“Tiyul” is the Hebrew word for “trip”. Trip doesn’t cover the nuance of the word though. Tiyul is an adventure, an exploration; something you go on; as in, “I am going on Tiyul”.

May is the month of Tiyul. I can wax poetic for pages on the perfection of this month in Israel, the ideal balance between sun-bake hot and cool breeze, the crisp azure of the cloudless sky, the daylight so bright that the most mundane of objects come alive with vibrant hue.

My pal Eitan is a true adventurer and ideal Tiyul companion; combining the right amounts of impulsiveness, curiosity and general world knowledge, it is he who gets me out of bed at 8AM on my day off so that we can hike to the beach.

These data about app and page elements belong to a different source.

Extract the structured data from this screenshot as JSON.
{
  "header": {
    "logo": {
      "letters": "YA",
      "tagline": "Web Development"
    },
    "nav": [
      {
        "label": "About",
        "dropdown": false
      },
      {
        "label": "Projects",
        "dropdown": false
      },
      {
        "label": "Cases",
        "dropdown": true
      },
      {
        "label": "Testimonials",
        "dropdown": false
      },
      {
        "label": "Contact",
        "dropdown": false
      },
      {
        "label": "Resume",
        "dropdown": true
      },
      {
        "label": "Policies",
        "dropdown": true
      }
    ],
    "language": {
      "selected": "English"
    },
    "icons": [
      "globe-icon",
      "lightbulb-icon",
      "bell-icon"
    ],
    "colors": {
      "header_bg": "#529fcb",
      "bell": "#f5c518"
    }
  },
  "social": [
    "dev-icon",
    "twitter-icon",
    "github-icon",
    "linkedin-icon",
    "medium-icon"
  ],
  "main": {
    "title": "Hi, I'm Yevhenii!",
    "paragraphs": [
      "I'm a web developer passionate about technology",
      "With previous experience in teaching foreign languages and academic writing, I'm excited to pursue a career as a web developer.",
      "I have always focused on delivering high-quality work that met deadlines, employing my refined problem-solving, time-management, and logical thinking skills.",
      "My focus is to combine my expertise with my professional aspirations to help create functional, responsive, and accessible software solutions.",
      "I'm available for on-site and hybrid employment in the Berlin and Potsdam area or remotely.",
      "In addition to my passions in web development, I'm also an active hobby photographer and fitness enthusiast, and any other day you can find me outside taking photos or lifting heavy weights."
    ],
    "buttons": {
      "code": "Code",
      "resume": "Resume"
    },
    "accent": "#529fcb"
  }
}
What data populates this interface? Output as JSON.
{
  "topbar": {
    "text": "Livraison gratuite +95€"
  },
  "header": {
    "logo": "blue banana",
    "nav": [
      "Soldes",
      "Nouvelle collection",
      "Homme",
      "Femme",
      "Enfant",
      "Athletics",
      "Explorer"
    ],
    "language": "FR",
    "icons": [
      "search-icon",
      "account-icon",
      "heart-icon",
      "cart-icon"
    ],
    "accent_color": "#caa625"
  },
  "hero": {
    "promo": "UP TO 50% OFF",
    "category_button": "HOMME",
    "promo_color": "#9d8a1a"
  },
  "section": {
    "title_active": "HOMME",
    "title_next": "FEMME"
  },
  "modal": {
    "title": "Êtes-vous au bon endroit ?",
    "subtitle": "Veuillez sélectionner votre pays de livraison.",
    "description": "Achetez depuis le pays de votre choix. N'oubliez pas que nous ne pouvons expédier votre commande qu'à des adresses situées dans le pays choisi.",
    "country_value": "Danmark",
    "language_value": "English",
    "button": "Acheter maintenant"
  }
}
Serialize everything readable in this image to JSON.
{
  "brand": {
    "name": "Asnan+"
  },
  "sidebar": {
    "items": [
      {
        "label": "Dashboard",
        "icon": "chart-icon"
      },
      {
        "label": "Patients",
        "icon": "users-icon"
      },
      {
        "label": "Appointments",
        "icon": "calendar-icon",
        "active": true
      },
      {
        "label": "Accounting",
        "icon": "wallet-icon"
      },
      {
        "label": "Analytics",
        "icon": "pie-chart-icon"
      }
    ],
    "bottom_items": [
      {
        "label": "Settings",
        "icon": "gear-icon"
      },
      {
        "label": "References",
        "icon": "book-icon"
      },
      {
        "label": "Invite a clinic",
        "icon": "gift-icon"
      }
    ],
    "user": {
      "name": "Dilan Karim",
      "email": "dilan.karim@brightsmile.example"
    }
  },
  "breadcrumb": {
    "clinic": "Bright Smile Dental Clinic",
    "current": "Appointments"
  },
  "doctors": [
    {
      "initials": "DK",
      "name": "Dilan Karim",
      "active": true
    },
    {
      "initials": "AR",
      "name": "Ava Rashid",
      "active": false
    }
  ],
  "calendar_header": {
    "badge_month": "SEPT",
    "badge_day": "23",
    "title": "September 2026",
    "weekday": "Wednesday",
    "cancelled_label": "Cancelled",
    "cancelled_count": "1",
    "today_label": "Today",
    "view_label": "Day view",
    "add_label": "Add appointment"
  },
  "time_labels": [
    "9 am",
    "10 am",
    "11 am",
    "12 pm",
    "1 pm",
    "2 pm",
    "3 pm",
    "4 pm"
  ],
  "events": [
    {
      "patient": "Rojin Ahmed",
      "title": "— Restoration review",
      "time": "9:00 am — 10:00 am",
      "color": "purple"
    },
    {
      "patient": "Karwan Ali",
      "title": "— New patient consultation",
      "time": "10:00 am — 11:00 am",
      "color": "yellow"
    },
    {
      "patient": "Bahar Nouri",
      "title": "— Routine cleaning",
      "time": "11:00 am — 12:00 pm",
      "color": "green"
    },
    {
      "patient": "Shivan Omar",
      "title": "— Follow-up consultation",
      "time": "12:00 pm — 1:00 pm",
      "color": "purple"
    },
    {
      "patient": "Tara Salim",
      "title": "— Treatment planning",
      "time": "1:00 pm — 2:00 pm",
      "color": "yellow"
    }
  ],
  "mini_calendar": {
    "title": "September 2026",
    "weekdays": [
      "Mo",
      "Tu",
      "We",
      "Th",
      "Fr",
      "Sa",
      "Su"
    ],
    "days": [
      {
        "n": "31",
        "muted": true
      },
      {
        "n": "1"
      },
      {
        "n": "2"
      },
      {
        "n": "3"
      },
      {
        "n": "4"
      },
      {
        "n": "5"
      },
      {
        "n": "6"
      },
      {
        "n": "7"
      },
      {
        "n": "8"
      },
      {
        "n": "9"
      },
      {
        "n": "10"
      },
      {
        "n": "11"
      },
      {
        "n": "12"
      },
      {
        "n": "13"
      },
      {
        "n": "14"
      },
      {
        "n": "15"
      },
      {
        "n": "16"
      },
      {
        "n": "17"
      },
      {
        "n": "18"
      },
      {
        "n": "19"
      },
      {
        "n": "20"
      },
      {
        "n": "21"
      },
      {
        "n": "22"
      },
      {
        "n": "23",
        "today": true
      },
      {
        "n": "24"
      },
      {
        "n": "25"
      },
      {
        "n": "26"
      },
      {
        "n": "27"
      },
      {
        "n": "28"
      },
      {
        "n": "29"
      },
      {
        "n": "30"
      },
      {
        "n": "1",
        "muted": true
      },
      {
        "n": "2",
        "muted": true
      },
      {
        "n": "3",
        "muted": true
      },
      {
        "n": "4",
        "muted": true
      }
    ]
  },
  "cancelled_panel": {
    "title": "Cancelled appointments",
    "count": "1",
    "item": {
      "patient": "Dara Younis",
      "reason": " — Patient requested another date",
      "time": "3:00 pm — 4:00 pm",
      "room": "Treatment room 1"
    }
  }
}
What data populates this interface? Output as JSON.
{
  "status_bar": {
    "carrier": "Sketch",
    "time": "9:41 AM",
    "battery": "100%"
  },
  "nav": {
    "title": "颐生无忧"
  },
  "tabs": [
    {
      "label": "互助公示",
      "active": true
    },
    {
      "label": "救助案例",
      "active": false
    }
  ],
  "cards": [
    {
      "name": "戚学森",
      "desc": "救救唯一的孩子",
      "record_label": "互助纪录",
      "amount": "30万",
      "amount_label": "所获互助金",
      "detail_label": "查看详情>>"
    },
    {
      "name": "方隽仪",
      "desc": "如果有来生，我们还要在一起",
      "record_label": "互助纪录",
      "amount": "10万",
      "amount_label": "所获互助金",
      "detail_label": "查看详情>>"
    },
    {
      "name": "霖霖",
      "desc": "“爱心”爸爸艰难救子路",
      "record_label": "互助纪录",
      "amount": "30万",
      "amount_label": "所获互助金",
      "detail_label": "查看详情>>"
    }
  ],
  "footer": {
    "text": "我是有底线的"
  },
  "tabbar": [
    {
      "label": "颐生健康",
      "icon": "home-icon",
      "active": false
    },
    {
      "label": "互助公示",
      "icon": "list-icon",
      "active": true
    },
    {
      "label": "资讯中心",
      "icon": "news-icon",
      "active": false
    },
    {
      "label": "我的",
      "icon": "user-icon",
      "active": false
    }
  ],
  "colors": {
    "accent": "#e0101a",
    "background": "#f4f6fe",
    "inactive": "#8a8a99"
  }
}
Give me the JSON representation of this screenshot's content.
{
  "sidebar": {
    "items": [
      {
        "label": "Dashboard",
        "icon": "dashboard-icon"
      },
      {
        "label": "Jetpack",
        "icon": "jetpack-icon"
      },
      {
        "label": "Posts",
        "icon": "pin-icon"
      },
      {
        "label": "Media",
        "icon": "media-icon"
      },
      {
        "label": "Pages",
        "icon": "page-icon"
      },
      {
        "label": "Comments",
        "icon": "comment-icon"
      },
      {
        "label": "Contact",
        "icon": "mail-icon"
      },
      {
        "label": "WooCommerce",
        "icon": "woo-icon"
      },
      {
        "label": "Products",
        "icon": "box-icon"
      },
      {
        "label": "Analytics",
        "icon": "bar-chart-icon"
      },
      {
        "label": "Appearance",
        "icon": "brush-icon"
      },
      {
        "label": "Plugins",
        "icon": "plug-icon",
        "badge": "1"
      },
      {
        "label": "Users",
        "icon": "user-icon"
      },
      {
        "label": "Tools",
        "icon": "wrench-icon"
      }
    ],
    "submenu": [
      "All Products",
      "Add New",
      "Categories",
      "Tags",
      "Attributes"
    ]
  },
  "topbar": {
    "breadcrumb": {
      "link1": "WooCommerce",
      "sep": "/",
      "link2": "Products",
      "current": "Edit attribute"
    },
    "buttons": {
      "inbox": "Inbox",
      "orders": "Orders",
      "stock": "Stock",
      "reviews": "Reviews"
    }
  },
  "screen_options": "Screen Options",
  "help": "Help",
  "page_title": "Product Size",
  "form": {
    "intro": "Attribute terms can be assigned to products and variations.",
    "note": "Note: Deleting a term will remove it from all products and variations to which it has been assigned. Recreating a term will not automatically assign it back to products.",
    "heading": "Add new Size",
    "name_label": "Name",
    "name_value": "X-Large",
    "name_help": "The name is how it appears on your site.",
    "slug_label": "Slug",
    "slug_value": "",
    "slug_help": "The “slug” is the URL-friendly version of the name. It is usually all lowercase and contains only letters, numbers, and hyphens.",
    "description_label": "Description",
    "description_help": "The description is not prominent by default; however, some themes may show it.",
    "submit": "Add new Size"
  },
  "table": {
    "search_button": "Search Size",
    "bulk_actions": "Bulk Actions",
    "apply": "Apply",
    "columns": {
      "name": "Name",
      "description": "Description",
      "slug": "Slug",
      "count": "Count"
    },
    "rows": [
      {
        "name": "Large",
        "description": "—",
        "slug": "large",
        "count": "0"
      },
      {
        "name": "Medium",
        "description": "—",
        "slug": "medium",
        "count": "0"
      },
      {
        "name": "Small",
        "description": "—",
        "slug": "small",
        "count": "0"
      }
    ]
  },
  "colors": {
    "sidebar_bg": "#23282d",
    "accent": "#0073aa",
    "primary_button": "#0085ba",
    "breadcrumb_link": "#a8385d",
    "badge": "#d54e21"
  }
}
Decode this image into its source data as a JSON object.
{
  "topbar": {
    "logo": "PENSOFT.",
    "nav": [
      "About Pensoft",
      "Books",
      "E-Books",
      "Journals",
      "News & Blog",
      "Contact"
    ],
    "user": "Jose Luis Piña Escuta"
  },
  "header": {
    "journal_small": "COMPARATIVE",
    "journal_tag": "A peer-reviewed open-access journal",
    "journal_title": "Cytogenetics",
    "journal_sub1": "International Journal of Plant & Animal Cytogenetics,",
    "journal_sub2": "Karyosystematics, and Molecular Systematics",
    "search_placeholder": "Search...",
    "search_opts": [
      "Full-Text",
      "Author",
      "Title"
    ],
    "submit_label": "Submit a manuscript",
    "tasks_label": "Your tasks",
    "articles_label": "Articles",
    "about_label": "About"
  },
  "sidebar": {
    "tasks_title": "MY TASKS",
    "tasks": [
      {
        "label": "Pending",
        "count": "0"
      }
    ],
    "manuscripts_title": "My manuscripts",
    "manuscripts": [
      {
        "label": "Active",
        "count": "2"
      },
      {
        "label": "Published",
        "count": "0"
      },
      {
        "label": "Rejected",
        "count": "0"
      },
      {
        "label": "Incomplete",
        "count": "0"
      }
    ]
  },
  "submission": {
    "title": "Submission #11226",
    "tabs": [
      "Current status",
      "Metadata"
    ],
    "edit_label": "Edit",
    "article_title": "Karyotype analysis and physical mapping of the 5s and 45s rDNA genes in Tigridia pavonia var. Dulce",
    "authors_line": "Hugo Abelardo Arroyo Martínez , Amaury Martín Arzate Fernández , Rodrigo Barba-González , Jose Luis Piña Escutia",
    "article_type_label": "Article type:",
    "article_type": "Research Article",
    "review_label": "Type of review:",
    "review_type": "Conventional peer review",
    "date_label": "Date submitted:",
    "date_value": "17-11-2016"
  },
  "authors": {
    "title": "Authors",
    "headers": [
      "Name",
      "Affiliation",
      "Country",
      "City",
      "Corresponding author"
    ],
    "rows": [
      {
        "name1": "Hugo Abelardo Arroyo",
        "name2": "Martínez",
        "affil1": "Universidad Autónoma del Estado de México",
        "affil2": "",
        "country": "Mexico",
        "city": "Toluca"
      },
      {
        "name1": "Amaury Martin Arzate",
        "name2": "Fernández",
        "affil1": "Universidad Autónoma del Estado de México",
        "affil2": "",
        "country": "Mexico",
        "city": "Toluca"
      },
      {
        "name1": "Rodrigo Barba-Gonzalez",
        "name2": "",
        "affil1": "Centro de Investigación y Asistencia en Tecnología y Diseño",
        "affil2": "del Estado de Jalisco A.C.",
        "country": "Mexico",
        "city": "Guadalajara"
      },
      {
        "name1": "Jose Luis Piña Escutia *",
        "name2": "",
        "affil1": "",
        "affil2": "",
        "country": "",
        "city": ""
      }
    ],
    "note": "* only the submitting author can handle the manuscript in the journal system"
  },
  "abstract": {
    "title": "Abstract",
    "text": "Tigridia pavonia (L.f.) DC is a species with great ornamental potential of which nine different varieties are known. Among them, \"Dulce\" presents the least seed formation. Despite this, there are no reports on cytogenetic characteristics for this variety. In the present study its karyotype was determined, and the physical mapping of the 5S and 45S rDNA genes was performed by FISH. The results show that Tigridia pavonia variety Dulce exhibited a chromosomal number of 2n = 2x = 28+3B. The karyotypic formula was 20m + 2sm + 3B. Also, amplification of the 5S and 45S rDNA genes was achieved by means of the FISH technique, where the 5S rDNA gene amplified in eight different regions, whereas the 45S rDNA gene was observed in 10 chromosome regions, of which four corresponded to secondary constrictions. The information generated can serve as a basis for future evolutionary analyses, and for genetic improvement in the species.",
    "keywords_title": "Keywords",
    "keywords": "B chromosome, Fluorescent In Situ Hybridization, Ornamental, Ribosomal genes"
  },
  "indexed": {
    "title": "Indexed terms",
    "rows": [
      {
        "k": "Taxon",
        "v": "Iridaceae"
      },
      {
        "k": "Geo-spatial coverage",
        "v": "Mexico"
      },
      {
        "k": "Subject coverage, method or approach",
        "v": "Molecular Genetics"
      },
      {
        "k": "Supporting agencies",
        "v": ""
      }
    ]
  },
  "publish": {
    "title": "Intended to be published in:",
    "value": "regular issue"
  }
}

Arsuf Beach. Kind of the best kept sort-of secret in Israel, it is a beach made exclusive by it’s remote location; one must either drive or hike to a certain spot and then climb down a steep cliff to get to what is perhaps the most pristine beach this side of the Mediterranean. Arsuf is also the name of one of the most wealthy towns in Israel, and those lucky residents have the most incredible villas on the cliffs overlooking the ocean, making me reflect on what good fortune it must be to wake up to one of Nature’s masterpieces.

The beauty of the hike up the cliffs is that for the longest while, you don’t see anything. And then BAM.

It was just so Goddamn beautiful; I felt as though I was  experiencing the color blue for the first time.

Perfect time for Tiyul PB&J sandwiches.

The water was still cold, but transparent all the way down. The beach was rough with broken shells. We spent a long time picking the “good” ones before we realized they were all good and we had no more room in my bag to stuff them in. Sea glass was abundant, even rare colors like brown and blue; something I found exciting since it had been years since I found a nice piece of sea glass. Arsuf is popular with Nudists because of how remote it is; of the maybe 8 people on the beach, 2 were nude. But harmless.

Harmless Nudists.

Paris On My Mind.

I’ll admit I am somewhat of a closeted Francophile.  Or more accurately, a  Parisophile. When I flew to Paris last November for the first time, I was worried that the city would not, could not live up to the inflated expectations in my head. Could any city live up to so much hype?

Turned out, it could.

Paris is so beautiful that the constant grey rain that fell during my stay served only to increase the romance, like the melancholy beauty of an aging starlet.

I left Paris with 300 photos, a sixty Euro jar of foie gras and an abiding appreciation for The City of Light.

Nut Cart

Figures in Stone

The gull was almost as regal as the head he was sitting on.


I love the way the drapery follows the angle of the leg.

Yellow Light

Carousel at Montmartre.

My future living room.

Shop Colors

This toilet paper was on psychedelics.

"No wheely grocery cart should ever be without the handy-dandy BAGUETTE POCKET!"

I wanted to buy one but they were not for sale.

The Beautiful Nudes

At The Louvre

Tassels.

Presenting the Mona Lisa:

A Matter of Taste…

........& Pizza Pasta.